Egyptian security officials have looked the other way while Hamas and other Palestinian militants dug tunnels on the Egyptian-Gaza border. That gave Cairo the ability to use the situation in Gaza as a tool for regional influence and to ensure Egypt’s role in the Palestinian-Israeli conflict would not be eclipsed by regional competitors such as Qatar and Turkey.

Some elements close to the Sisi regime have benefited from Hamas control over Gaza and the Rafah crossing. Media reports indicate an Egyptian company run by one of Sisi’s close allies is making hundreds of millions of dollars by taxing Gazans fleeing the current conflict.

Moreover, writes Judith Miller, the Gaza war has been a godsend to the entire Egyptian economy, which was in dire straits last fall. Since October 7, the International Monetary Fund has given the country a much-needed injection of cash, since the U.S. and other Western countries believe it is a necessary intermediary and stabilizing force. Cairo therefore sees the continuation of the war, rather than an Israeli victory, as most desirable. Hassanein concludes:

Adding to its financial incentive, the Sisi regime views the Rafah crossing as a crucial card in preserving Cairo’s regional standing.
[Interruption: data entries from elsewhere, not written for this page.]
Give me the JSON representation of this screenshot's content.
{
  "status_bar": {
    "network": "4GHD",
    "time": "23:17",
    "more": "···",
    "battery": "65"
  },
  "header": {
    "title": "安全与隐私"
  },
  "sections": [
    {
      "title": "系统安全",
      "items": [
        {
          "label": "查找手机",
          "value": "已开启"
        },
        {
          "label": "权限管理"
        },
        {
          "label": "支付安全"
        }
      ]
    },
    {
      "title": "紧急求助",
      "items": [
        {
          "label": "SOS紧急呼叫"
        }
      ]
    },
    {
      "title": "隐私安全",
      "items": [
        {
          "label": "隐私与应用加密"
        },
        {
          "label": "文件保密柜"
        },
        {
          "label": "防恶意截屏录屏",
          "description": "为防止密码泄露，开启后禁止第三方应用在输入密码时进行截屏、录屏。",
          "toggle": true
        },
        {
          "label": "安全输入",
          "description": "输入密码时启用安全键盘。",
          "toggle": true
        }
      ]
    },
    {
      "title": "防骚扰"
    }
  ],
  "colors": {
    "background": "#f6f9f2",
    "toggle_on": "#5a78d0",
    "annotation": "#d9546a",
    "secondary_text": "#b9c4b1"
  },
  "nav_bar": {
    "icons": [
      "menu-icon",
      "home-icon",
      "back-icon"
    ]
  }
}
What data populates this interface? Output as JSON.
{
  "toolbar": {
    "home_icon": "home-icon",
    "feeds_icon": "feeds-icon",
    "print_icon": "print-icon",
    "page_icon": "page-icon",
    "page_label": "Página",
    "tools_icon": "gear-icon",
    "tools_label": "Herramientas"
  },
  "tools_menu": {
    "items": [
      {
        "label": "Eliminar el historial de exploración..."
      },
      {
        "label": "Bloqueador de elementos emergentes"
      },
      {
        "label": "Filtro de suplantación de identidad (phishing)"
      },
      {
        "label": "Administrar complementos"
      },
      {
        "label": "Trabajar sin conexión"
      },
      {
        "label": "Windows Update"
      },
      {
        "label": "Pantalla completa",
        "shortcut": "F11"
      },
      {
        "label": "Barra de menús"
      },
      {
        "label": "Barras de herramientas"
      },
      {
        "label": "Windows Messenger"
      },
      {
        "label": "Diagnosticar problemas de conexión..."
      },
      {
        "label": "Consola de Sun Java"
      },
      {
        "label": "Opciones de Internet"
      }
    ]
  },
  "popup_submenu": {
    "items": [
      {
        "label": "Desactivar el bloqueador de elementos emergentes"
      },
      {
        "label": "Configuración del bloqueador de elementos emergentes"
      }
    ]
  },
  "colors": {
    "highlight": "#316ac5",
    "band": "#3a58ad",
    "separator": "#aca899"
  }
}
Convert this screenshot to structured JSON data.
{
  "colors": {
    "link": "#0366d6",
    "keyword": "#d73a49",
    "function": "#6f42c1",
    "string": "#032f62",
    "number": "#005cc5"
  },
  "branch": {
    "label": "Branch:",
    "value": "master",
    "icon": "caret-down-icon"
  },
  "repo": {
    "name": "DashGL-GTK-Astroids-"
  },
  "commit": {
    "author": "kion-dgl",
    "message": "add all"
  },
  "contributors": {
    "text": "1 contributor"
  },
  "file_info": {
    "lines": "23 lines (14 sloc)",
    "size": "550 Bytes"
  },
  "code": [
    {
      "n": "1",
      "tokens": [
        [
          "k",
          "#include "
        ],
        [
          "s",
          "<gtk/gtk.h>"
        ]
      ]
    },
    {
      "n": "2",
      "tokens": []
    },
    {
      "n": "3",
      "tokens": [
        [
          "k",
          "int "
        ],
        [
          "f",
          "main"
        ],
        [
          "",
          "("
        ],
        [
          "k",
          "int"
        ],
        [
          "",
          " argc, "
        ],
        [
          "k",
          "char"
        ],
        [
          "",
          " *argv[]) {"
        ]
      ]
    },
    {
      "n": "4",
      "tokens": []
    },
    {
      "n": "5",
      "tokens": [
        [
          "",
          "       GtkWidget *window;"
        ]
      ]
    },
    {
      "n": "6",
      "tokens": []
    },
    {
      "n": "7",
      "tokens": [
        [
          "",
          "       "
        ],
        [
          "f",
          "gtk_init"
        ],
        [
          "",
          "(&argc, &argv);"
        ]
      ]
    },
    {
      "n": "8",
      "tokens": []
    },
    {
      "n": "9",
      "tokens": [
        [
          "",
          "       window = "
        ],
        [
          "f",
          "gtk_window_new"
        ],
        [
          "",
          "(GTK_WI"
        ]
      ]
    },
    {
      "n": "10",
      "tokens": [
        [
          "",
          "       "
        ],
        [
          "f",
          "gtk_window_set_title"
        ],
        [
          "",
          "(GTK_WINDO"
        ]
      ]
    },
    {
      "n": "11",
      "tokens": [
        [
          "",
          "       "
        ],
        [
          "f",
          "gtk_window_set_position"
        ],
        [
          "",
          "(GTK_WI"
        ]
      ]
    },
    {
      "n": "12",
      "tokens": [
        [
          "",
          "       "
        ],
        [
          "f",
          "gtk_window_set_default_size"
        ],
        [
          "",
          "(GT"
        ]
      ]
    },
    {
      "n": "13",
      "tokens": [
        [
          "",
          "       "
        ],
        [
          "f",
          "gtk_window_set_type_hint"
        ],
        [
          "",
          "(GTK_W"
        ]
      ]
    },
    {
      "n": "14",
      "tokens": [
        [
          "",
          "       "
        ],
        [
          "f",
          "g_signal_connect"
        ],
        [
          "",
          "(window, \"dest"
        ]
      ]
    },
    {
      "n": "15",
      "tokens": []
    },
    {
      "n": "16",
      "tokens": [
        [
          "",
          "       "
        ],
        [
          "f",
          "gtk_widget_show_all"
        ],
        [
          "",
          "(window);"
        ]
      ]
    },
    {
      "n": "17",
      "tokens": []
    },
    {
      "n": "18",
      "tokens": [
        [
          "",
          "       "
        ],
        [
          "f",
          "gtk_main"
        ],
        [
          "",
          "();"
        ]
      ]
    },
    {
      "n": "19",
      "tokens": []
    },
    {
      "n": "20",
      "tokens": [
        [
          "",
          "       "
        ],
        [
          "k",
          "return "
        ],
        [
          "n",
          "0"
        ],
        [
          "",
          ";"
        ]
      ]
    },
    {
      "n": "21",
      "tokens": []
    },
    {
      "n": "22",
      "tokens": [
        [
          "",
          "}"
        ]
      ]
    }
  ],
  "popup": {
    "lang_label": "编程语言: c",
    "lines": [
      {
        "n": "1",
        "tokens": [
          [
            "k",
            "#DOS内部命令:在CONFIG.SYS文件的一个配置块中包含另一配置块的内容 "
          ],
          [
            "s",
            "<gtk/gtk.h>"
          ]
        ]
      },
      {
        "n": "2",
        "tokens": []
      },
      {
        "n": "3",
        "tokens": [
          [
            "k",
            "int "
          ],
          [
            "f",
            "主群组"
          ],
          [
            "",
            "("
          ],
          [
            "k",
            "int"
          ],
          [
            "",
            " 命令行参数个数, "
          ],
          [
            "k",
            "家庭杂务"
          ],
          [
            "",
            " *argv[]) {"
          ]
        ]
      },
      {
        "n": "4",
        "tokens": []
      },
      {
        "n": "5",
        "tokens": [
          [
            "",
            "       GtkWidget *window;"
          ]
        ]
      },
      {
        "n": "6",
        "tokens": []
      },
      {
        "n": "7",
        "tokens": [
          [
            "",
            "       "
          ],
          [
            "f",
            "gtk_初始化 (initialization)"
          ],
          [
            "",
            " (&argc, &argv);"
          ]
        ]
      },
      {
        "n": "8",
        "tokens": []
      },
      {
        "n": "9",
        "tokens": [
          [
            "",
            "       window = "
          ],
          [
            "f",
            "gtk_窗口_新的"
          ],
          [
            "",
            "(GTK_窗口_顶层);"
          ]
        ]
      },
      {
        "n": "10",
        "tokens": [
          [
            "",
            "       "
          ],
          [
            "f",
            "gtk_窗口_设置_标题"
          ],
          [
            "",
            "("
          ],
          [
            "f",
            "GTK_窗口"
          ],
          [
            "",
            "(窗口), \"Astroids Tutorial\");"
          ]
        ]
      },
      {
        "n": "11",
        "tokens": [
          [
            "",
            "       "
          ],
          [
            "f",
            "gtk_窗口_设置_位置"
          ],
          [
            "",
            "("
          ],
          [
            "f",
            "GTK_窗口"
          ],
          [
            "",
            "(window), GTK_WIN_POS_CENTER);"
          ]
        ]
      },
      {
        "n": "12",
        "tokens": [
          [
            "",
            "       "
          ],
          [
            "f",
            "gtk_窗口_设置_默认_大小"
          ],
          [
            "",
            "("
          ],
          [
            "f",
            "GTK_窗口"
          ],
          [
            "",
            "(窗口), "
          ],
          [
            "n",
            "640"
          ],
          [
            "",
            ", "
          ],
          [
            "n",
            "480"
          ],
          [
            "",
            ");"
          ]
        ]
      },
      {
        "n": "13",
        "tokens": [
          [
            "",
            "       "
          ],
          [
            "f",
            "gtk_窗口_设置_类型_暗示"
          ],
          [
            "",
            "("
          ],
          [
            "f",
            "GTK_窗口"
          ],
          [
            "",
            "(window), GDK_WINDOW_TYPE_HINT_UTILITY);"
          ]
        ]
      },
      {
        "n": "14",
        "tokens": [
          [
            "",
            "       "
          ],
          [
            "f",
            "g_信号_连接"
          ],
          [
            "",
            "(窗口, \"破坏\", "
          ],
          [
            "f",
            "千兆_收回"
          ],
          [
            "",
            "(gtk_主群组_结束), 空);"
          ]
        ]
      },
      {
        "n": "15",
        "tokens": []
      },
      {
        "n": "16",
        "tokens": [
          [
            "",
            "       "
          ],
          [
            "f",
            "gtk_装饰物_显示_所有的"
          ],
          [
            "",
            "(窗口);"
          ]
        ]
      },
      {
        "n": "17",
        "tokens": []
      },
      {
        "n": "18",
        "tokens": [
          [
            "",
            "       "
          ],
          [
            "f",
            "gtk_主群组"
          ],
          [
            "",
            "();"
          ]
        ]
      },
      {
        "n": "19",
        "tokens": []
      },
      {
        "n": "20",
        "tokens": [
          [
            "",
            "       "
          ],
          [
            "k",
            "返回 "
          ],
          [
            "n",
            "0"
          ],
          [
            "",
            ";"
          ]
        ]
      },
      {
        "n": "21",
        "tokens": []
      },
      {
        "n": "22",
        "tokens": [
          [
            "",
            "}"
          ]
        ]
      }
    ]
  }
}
Holding it increases Egypt’s relevance to countries that want to send aid to the Palestinians and ensures Washington stays quiet about Egypt’s gross human-rights violations so it can maintain a stable flow of U.S. assistance and weaponry. . . . No serious effort to turn the page on Hamas will yield the desired results without cutting this umbilical cord between the Sisi regime and Hamas.

Read more at Washington Examiner

More about: Egypt, Gaza War 2023, U.S. Foreign policy